*** Block opens ***

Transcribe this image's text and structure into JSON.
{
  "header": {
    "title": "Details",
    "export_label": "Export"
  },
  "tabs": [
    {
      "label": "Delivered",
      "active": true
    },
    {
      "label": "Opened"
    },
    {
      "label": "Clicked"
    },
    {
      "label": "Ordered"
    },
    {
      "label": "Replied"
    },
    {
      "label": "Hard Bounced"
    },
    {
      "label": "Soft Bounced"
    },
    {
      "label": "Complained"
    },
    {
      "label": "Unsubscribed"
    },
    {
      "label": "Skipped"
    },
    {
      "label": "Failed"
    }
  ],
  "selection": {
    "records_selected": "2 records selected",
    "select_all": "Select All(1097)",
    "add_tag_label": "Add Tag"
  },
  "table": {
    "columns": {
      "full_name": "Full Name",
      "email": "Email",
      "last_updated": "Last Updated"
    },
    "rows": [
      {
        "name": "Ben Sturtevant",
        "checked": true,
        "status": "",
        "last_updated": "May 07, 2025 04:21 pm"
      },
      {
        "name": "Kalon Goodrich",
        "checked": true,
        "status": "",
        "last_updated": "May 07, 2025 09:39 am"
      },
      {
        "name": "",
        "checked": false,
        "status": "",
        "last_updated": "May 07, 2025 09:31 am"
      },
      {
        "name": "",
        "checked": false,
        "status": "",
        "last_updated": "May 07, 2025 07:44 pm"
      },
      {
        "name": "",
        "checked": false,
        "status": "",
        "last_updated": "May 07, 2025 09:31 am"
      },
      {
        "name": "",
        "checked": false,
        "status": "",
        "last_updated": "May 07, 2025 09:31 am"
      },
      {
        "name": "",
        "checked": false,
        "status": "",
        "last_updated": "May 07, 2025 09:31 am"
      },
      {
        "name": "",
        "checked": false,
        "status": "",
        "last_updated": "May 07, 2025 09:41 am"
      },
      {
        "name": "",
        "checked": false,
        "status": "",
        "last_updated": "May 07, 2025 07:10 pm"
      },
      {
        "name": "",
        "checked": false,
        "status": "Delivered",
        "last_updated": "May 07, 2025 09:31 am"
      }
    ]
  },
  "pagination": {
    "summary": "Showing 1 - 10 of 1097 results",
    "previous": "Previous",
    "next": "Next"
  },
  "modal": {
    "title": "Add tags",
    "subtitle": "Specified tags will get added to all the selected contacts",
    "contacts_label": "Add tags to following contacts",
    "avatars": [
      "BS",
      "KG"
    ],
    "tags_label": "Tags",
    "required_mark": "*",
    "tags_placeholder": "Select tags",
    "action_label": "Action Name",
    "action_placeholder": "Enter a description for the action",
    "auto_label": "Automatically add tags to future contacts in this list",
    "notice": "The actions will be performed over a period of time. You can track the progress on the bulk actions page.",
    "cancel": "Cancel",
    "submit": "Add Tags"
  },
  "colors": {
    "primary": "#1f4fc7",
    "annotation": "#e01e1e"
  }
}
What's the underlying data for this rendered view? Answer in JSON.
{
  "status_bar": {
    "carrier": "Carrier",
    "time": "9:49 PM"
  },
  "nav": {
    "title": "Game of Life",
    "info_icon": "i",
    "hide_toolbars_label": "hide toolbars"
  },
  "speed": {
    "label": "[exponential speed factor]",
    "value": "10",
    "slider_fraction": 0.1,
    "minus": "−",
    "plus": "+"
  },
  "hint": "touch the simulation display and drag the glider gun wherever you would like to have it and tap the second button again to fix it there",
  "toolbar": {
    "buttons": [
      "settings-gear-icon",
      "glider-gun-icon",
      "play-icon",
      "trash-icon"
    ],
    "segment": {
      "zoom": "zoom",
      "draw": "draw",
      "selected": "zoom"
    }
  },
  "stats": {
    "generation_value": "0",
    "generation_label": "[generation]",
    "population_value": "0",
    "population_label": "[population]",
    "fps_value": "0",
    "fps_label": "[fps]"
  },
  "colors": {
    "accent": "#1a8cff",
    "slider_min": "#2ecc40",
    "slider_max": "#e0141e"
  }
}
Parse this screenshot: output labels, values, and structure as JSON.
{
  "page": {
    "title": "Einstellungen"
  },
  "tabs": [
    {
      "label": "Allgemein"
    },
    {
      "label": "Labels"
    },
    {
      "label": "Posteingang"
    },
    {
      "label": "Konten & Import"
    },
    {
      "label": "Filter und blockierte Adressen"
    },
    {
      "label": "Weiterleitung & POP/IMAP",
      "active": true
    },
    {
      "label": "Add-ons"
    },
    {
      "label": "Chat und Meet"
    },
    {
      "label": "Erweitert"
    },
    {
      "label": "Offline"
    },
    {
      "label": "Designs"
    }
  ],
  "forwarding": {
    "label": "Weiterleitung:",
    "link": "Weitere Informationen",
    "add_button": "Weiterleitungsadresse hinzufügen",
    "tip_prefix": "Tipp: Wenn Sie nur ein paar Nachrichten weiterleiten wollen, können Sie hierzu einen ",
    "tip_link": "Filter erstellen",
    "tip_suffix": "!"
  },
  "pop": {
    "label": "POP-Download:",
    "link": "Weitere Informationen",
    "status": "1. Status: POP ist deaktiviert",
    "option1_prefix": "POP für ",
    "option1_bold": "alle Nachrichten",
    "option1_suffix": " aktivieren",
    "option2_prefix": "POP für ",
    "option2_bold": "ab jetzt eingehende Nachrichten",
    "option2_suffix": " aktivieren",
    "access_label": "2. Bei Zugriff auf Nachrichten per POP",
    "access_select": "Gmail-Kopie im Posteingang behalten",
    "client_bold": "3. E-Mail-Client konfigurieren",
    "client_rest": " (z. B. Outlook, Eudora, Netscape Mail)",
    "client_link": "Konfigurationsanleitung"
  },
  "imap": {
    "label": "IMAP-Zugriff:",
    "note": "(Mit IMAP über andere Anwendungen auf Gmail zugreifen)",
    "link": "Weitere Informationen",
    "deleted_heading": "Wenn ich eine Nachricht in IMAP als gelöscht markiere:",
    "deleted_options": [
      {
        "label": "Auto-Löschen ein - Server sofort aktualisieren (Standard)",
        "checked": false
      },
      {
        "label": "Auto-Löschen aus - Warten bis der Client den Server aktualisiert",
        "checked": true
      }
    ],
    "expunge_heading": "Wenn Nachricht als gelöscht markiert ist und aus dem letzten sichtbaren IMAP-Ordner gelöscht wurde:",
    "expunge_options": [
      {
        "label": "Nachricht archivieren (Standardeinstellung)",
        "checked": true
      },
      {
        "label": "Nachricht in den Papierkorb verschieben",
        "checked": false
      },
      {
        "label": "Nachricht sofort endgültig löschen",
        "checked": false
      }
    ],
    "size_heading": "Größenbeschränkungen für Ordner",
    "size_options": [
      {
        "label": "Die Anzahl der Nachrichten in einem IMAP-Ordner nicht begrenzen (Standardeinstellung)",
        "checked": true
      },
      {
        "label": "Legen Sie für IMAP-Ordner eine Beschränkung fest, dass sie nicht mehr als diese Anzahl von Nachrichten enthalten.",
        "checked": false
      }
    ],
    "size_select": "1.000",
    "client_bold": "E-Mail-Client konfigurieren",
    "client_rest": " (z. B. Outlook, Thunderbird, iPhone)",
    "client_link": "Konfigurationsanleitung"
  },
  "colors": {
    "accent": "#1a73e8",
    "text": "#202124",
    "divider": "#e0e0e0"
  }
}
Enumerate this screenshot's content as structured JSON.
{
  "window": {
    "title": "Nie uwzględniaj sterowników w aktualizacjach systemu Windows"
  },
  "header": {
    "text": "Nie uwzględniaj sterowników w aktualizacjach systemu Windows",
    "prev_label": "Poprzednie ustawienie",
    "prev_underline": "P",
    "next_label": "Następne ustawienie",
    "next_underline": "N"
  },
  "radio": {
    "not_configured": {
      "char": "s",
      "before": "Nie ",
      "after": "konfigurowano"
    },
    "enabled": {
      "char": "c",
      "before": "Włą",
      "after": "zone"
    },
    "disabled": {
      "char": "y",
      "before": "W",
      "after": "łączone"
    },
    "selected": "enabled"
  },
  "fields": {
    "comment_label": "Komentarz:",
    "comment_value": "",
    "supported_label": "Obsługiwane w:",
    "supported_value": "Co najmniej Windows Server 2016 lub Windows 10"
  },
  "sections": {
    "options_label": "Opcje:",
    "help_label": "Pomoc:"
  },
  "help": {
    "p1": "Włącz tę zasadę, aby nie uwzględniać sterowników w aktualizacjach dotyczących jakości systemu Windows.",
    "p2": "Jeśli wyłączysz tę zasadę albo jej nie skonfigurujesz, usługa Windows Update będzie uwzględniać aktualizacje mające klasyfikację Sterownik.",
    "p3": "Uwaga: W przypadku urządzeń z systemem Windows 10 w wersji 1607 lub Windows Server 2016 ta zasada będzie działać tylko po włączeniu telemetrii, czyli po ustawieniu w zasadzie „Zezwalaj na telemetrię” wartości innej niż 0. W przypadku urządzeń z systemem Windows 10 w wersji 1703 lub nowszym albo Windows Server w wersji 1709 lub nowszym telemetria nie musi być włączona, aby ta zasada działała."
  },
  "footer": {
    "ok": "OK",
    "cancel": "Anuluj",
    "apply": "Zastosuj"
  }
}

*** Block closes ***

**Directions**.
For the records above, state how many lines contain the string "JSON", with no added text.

**Result**.
4